(Saved data entries)
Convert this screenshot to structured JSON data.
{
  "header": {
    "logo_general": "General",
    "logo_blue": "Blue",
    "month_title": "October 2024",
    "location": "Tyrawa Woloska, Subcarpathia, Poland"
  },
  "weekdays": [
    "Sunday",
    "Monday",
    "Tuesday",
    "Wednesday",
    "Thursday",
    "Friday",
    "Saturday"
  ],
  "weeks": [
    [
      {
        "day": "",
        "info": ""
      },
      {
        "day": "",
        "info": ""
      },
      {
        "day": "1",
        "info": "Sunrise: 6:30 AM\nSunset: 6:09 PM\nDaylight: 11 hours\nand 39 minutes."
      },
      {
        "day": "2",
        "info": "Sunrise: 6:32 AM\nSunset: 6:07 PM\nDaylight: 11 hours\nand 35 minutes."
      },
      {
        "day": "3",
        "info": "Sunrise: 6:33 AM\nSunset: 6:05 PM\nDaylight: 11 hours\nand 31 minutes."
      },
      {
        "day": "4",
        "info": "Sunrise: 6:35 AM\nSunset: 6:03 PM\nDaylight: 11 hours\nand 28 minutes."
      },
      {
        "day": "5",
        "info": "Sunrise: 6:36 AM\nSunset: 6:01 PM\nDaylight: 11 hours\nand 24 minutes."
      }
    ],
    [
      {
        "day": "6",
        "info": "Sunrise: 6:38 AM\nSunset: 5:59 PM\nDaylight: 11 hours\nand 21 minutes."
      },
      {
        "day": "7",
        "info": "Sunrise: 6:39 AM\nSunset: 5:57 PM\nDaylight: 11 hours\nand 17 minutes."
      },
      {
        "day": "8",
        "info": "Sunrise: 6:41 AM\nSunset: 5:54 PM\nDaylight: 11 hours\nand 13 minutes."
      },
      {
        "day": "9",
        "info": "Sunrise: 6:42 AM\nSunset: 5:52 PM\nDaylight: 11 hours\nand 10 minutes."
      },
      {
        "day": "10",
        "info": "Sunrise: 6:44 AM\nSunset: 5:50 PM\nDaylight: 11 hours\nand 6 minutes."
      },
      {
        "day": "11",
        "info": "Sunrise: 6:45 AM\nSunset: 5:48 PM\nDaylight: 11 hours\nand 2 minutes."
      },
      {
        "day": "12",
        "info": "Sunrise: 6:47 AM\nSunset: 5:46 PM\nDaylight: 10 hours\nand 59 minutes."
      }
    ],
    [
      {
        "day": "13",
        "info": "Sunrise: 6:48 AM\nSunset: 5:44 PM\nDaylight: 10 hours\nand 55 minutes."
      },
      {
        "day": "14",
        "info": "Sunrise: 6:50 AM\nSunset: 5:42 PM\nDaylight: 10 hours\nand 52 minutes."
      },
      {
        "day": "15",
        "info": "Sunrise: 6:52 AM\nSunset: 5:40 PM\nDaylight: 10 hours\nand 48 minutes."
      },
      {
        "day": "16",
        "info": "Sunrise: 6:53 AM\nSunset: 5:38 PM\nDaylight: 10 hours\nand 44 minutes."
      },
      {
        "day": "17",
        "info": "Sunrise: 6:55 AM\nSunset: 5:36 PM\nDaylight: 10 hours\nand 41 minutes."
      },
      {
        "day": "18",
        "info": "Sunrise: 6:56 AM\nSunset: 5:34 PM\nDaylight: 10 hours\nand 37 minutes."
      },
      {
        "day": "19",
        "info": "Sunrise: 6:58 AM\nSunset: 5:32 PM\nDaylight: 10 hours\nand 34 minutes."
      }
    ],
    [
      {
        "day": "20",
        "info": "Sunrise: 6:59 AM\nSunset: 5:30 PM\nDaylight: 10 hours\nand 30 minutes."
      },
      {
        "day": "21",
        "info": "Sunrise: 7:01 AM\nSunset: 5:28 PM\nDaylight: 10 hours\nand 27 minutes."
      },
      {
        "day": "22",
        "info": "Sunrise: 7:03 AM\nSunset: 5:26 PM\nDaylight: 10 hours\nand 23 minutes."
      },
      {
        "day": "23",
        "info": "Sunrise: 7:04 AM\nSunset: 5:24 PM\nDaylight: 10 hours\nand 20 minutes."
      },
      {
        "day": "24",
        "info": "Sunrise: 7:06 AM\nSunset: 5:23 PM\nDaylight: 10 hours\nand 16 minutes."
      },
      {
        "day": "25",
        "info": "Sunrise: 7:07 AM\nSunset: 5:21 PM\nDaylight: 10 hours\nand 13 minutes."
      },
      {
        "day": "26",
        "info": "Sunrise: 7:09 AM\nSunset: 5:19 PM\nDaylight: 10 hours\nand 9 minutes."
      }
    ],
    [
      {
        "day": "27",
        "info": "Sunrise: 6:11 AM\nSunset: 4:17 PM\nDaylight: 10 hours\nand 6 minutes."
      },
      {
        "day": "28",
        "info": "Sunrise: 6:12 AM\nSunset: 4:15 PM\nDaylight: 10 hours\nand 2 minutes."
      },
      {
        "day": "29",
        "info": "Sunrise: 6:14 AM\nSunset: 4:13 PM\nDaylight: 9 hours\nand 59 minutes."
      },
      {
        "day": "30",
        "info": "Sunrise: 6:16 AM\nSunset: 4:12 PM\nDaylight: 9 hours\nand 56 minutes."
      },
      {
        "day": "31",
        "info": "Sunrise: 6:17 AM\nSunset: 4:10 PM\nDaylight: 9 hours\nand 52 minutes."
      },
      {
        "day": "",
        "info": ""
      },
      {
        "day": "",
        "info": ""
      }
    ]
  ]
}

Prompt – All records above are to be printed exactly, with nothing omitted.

Exercise solution –
Convert this screenshot to structured JSON data.
{
  "header": {
    "logo_general": "General",
    "logo_blue": "Blue",
    "month_title": "October 2024",
    "location": "Tyrawa Woloska, Subcarpathia, Poland"
  },
  "weekdays": [
    "Sunday",
    "Monday",
    "Tuesday",
    "Wednesday",
    "Thursday",
    "Friday",
    "Saturday"
  ],
  "weeks": [
    [
      {
        "day": "",
        "info": ""
      },
      {
        "day": "",
        "info": ""
      },
      {
        "day": "1",
        "info": "Sunrise: 6:30 AM\nSunset: 6:09 PM\nDaylight: 11 hours\nand 39 minutes."
      },
      {
        "day": "2",
        "info": "Sunrise: 6:32 AM\nSunset: 6:07 PM\nDaylight: 11 hours\nand 35 minutes."
      },
      {
        "day": "3",
        "info": "Sunrise: 6:33 AM\nSunset: 6:05 PM\nDaylight: 11 hours\nand 31 minutes."
      },
      {
        "day": "4",
        "info": "Sunrise: 6:35 AM\nSunset: 6:03 PM\nDaylight: 11 hours\nand 28 minutes."
      },
      {
        "day": "5",
        "info": "Sunrise: 6:36 AM\nSunset: 6:01 PM\nDaylight: 11 hours\nand 24 minutes."
      }
    ],
    [
      {
        "day": "6",
        "info": "Sunrise: 6:38 AM\nSunset: 5:59 PM\nDaylight: 11 hours\nand 21 minutes."
      },
      {
        "day": "7",
        "info": "Sunrise: 6:39 AM\nSunset: 5:57 PM\nDaylight: 11 hours\nand 17 minutes."
      },
      {
        "day": "8",
        "info": "Sunrise: 6:41 AM\nSunset: 5:54 PM\nDaylight: 11 hours\nand 13 minutes."
      },
      {
        "day": "9",
        "info": "Sunrise: 6:42 AM\nSunset: 5:52 PM\nDaylight: 11 hours\nand 10 minutes."
      },
      {
        "day": "10",
        "info": "Sunrise: 6:44 AM\nSunset: 5:50 PM\nDaylight: 11 hours\nand 6 minutes."
      },
      {
        "day": "11",
        "info": "Sunrise: 6:45 AM\nSunset: 5:48 PM\nDaylight: 11 hours\nand 2 minutes."
      },
      {
        "day": "12",
        "info": "Sunrise: 6:47 AM\nSunset: 5:46 PM\nDaylight: 10 hours\nand 59 minutes."
      }
    ],
    [
      {
        "day": "13",
        "info": "Sunrise: 6:48 AM\nSunset: 5:44 PM\nDaylight: 10 hours\nand 55 minutes."
      },
      {
        "day": "14",
        "info": "Sunrise: 6:50 AM\nSunset: 5:42 PM\nDaylight: 10 hours\nand 52 minutes."
      },
      {
        "day": "15",
        "info": "Sunrise: 6:52 AM\nSunset: 5:40 PM\nDaylight: 10 hours\nand 48 minutes."
      },
      {
        "day": "16",
        "info": "Sunrise: 6:53 AM\nSunset: 5:38 PM\nDaylight: 10 hours\nand 44 minutes."
      },
      {
        "day": "17",
        "info": "Sunrise: 6:55 AM\nSunset: 5:36 PM\nDaylight: 10 hours\nand 41 minutes."
      },
      {
        "day": "18",
        "info": "Sunrise: 6:56 AM\nSunset: 5:34 PM\nDaylight: 10 hours\nand 37 minutes."
      },
      {
        "day": "19",
        "info": "Sunrise: 6:58 AM\nSunset: 5:32 PM\nDaylight: 10 hours\nand 34 minutes."
      }
    ],
    [
      {
        "day": "20",
        "info": "Sunrise: 6:59 AM\nSunset: 5:30 PM\nDaylight: 10 hours\nand 30 minutes."
      },
      {
        "day": "21",
        "info": "Sunrise: 7:01 AM\nSunset: 5:28 PM\nDaylight: 10 hours\nand 27 minutes."
      },
      {
        "day": "22",
        "info": "Sunrise: 7:03 AM\nSunset: 5:26 PM\nDaylight: 10 hours\nand 23 minutes."
      },
      {
        "day": "23",
        "info": "Sunrise: 7:04 AM\nSunset: 5:24 PM\nDaylight: 10 hours\nand 20 minutes."
      },
      {
        "day": "24",
        "info": "Sunrise: 7:06 AM\nSunset: 5:23 PM\nDaylight: 10 hours\nand 16 minutes."
      },
      {
        "day": "25",
        "info": "Sunrise: 7:07 AM\nSunset: 5:21 PM\nDaylight: 10 hours\nand 13 minutes."
      },
      {
        "day": "26",
        "info": "Sunrise: 7:09 AM\nSunset: 5:19 PM\nDaylight: 10 hours\nand 9 minutes."
      }
    ],
    [
      {
        "day": "27",
        "info": "Sunrise: 6:11 AM\nSunset: 4:17 PM\nDaylight: 10 hours\nand 6 minutes."
      },
      {
        "day": "28",
        "info": "Sunrise: 6:12 AM\nSunset: 4:15 PM\nDaylight: 10 hours\nand 2 minutes."
      },
      {
        "day": "29",
        "info": "Sunrise: 6:14 AM\nSunset: 4:13 PM\nDaylight: 9 hours\nand 59 minutes."
      },
      {
        "day": "30",
        "info": "Sunrise: 6:16 AM\nSunset: 4:12 PM\nDaylight: 9 hours\nand 56 minutes."
      },
      {
        "day": "31",
        "info": "Sunrise: 6:17 AM\nSunset: 4:10 PM\nDaylight: 9 hours\nand 52 minutes."
      },
      {
        "day": "",
        "info": ""
      },
      {
        "day": "",
        "info": ""
      }
    ]
  ]
}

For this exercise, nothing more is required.